R.J. Barrett took a step forward last year both in the regular season and the playoffs, but he also could stand to take another step forward in terms of efficiency. He’s terrific going to the basket and his ability to apply rim pressure is needed on this Knicks team. He has steadily improved his shot selection but needs the three-pointer to become a more reliable weapon to open up the floor a bit more for guys like Randle and Brunson. Cramped spacing has long been a concern with this Knicks offense, and when transition opportunities are limited in the postseason, their halfcourt offense can grind to a halt. He doesn’t need to become an elite three-point shooter, but simply raising his level from being a low-30s guy to a mid-30s guy from three would force defenses to think a little longer about sagging off and help New York.
It’s a tall order, but if this group is going to be something more than a mid-seed with a second round ceiling, it comes down to their best players raising their level in the postseason rather than simply maintaining it (like Barrett), much less falling off (like Randle).
X-Factor: Josh Hart
While the Knicks only made the one addition this offseason, this will be the first full season with Hart on the roster.

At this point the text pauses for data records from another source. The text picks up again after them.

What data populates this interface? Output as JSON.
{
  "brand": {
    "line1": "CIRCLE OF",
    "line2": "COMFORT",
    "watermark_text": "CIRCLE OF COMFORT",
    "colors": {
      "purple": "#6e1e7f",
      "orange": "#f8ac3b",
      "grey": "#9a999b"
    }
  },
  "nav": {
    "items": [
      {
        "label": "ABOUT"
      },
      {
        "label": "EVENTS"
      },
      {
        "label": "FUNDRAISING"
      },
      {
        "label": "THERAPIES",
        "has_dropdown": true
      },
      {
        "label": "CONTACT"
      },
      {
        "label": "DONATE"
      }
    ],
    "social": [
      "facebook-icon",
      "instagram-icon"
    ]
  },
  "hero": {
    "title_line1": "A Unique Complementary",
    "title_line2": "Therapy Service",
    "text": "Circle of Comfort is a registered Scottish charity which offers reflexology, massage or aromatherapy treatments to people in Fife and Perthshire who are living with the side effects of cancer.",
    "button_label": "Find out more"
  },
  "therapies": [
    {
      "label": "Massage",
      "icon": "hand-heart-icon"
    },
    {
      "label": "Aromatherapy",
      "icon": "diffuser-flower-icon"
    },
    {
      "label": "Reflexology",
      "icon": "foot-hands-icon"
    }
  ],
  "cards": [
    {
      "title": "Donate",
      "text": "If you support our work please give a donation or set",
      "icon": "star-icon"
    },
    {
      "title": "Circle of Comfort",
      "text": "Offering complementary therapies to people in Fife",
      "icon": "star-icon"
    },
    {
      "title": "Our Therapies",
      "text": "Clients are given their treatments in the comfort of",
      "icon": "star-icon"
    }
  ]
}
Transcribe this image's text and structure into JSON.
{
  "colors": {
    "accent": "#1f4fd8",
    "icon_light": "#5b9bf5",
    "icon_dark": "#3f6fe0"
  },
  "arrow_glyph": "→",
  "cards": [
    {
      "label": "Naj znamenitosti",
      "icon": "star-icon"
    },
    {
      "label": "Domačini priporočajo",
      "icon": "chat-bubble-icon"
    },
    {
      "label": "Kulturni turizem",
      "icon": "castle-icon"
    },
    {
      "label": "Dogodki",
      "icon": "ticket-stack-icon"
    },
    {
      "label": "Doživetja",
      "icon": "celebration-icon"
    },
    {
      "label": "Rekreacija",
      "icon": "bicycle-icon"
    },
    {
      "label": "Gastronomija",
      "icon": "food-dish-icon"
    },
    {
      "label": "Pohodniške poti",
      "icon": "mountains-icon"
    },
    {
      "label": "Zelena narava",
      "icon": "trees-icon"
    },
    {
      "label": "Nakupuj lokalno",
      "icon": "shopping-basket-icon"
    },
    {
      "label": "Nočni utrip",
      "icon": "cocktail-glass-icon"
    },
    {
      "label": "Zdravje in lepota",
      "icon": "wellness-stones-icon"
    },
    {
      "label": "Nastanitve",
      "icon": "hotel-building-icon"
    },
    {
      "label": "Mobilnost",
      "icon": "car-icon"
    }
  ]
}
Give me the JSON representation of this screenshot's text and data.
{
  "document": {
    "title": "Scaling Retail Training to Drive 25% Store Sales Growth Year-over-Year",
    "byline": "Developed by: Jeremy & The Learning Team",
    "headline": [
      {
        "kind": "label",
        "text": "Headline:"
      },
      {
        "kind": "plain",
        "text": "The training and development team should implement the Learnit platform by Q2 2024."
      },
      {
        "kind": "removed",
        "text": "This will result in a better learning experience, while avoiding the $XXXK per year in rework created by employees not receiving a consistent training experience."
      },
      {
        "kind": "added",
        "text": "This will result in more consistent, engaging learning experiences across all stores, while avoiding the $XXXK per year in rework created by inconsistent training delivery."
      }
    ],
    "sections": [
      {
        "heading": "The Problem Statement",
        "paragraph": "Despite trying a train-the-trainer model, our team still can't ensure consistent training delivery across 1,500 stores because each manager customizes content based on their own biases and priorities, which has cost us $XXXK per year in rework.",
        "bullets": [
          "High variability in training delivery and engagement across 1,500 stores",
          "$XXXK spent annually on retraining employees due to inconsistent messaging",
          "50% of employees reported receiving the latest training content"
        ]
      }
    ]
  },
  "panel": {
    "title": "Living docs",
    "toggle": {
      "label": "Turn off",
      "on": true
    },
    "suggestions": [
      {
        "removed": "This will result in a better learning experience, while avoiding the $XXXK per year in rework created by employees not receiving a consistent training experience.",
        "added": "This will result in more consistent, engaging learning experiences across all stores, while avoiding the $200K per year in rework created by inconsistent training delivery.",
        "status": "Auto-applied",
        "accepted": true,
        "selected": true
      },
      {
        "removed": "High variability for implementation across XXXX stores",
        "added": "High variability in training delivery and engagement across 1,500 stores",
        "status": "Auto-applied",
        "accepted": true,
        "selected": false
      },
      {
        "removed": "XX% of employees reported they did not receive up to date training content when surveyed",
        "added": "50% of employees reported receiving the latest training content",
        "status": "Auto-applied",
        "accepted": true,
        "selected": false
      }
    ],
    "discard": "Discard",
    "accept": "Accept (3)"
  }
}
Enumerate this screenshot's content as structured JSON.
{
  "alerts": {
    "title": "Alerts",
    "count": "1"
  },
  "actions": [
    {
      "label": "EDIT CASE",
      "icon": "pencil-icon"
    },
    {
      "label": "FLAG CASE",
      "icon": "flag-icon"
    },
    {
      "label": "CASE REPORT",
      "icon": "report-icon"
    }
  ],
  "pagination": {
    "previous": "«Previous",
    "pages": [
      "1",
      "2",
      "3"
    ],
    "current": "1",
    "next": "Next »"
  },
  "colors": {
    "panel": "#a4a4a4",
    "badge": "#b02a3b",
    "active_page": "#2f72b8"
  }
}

After arriving in a trade with the Blazers at the deadline, Hart was sensational for the Knicks in his 25 games and continued that into the postseason. What he provides as a rebounder, cutter, and defender is incredibly valuable. Last year in the playoffs he was third on the team in rebounds per game (7.4), and while Mitchell Robinson, Isaiah Hartenstein, and Randle got rightful credit for their work against Cleveland’s bigs on the glass in the first round (effectively swinging that series), Hart’s work crashing from the wing was vital to that effort. However, as mentioned above, the Knicks have a spacing issue and for Hart to be on the floor he has to be more of a threat spotting up in the corners.
Hart was terrific from an efficiency standpoint in the regular season in a small 25 game sample (51.5 percent), but saw that dip to 31.3 percent in the playoffs. However, even when he was shooting well in the regular season, it was only on 2.1 attempts per game has he has a tendency to only shoot when wide open (which, naturally, boosts that percentage). He is a frequent record-scratcher, pump-faking against closeouts and then moving the ball. That isn’t always a bad thing, but there are plenty of times for this Knicks offense that creating a semi-open three is going to be the best look they create in the halfcourt. Passing that opportunity up sometimes forces them into a tougher shot, and Hart building his confidence to let it fly is important given he’s often on the floor with multiple other non-threats from deep. Hart can be a better three-point shooter than I think he is willing to give himself credit for, and embracing that part of his role (in a way he embraces the non-scoring parts so well) could unlock some things for this offense.